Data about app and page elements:

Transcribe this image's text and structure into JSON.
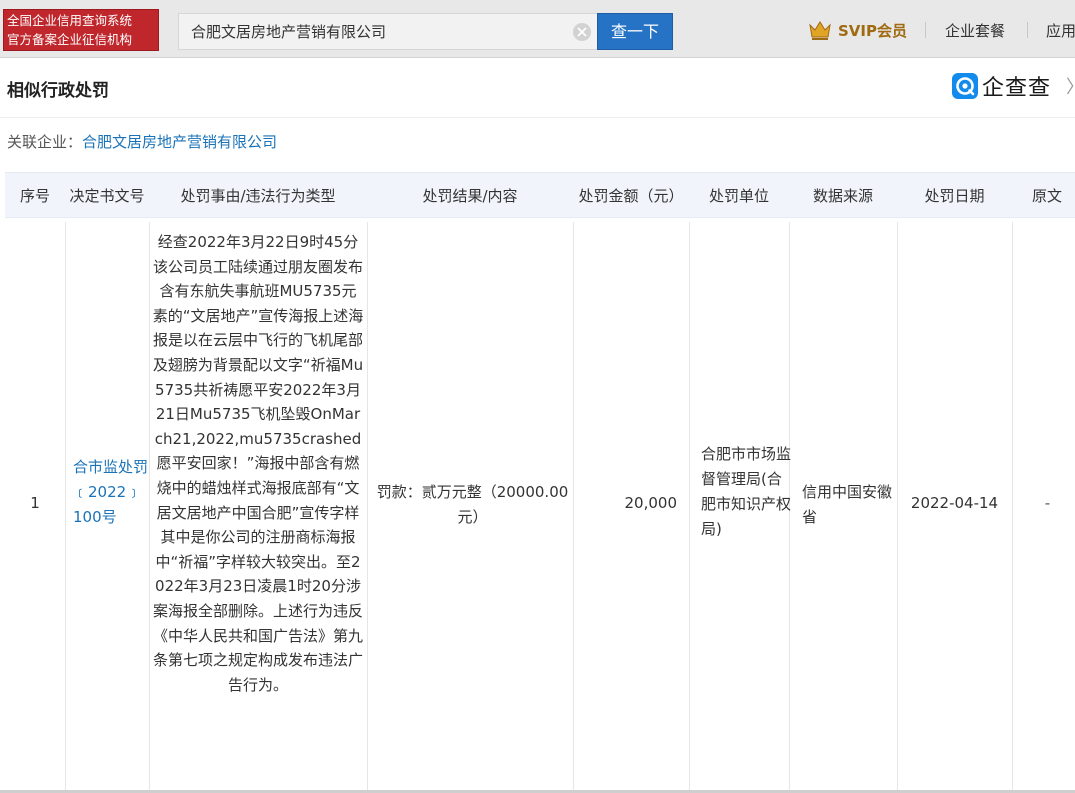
{
  "topbar": {
    "logo_lines": [
      "全国企业信用查询系统",
      "官方备案企业征信机构"
    ],
    "search_value": "合肥文居房地产营销有限公司",
    "search_button": "查一下",
    "svip_label": "SVIP会员",
    "nav": [
      "企业套餐",
      "应用"
    ]
  },
  "header": {
    "title": "相似行政处罚",
    "brand": "企查查"
  },
  "related": {
    "label": "关联企业：",
    "company": "合肥文居房地产营销有限公司"
  },
  "table": {
    "columns": [
      "序号",
      "决定书文号",
      "处罚事由/违法行为类型",
      "处罚结果/内容",
      "处罚金额（元）",
      "处罚单位",
      "数据来源",
      "处罚日期",
      "原文"
    ],
    "rows": [
      {
        "index": "1",
        "doc_no": "合市监处罚﹝2022﹞100号",
        "reason": "经查2022年3月22日9时45分该公司员工陆续通过朋友圈发布含有东航失事航班MU5735元素的“文居地产”宣传海报上述海报是以在云层中飞行的飞机尾部及翅膀为背景配以文字“祈福Mu5735共祈祷愿平安2022年3月21日Mu5735飞机坠毁OnMarch21,2022,mu5735crashed愿平安回家！”海报中部含有燃烧中的蜡烛样式海报底部有“文居文居地产中国合肥”宣传字样其中是你公司的注册商标海报中“祈福”字样较大较突出。至2022年3月23日凌晨1时20分涉案海报全部删除。上述行为违反《中华人民共和国广告法》第九条第七项之规定构成发布违法广告行为。",
        "result": "罚款：贰万元整（20000.00元）",
        "amount": "20,000",
        "department": "合肥市市场监督管理局(合肥市知识产权局)",
        "source": "信用中国安徽省",
        "date": "2022-04-14",
        "original": "-"
      }
    ]
  },
  "colors": {
    "logo_bg": "#c0272d",
    "search_button_bg": "#2672c5",
    "link": "#1a73b8",
    "header_row_bg": "#f1f5fb",
    "svip_gold": "#a06a12",
    "brand_blue": "#128bed"
  },
  "icons": [
    "crown-icon",
    "clear-icon",
    "qichacha-logo-icon"
  ]
}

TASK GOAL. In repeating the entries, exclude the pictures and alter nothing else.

SOLUTION.
Transcribe this image's text and structure into JSON.
{
  "topbar": {
    "logo_lines": [
      "全国企业信用查询系统",
      "官方备案企业征信机构"
    ],
    "search_value": "合肥文居房地产营销有限公司",
    "search_button": "查一下",
    "svip_label": "SVIP会员",
    "nav": [
      "企业套餐",
      "应用"
    ]
  },
  "header": {
    "title": "相似行政处罚",
    "brand": "企查查"
  },
  "related": {
    "label": "关联企业：",
    "company": "合肥文居房地产营销有限公司"
  },
  "table": {
    "columns": [
      "序号",
      "决定书文号",
      "处罚事由/违法行为类型",
      "处罚结果/内容",
      "处罚金额（元）",
      "处罚单位",
      "数据来源",
      "处罚日期",
      "原文"
    ],
    "rows": [
      {
        "index": "1",
        "doc_no": "合市监处罚﹝2022﹞100号",
        "reason": "经查2022年3月22日9时45分该公司员工陆续通过朋友圈发布含有东航失事航班MU5735元素的“文居地产”宣传海报上述海报是以在云层中飞行的飞机尾部及翅膀为背景配以文字“祈福Mu5735共祈祷愿平安2022年3月21日Mu5735飞机坠毁OnMarch21,2022,mu5735crashed愿平安回家！”海报中部含有燃烧中的蜡烛样式海报底部有“文居文居地产中国合肥”宣传字样其中是你公司的注册商标海报中“祈福”字样较大较突出。至2022年3月23日凌晨1时20分涉案海报全部删除。上述行为违反《中华人民共和国广告法》第九条第七项之规定构成发布违法广告行为。",
        "result": "罚款：贰万元整（20000.00元）",
        "amount": "20,000",
        "department": "合肥市市场监督管理局(合肥市知识产权局)",
        "source": "信用中国安徽省",
        "date": "2022-04-14",
        "original": "-"
      }
    ]
  },
  "colors": {
    "logo_bg": "#c0272d",
    "search_button_bg": "#2672c5",
    "link": "#1a73b8",
    "header_row_bg": "#f1f5fb",
    "svip_gold": "#a06a12",
    "brand_blue": "#128bed"
  },
  "icons": [
    "crown-icon",
    "clear-icon",
    "qichacha-logo-icon"
  ]
}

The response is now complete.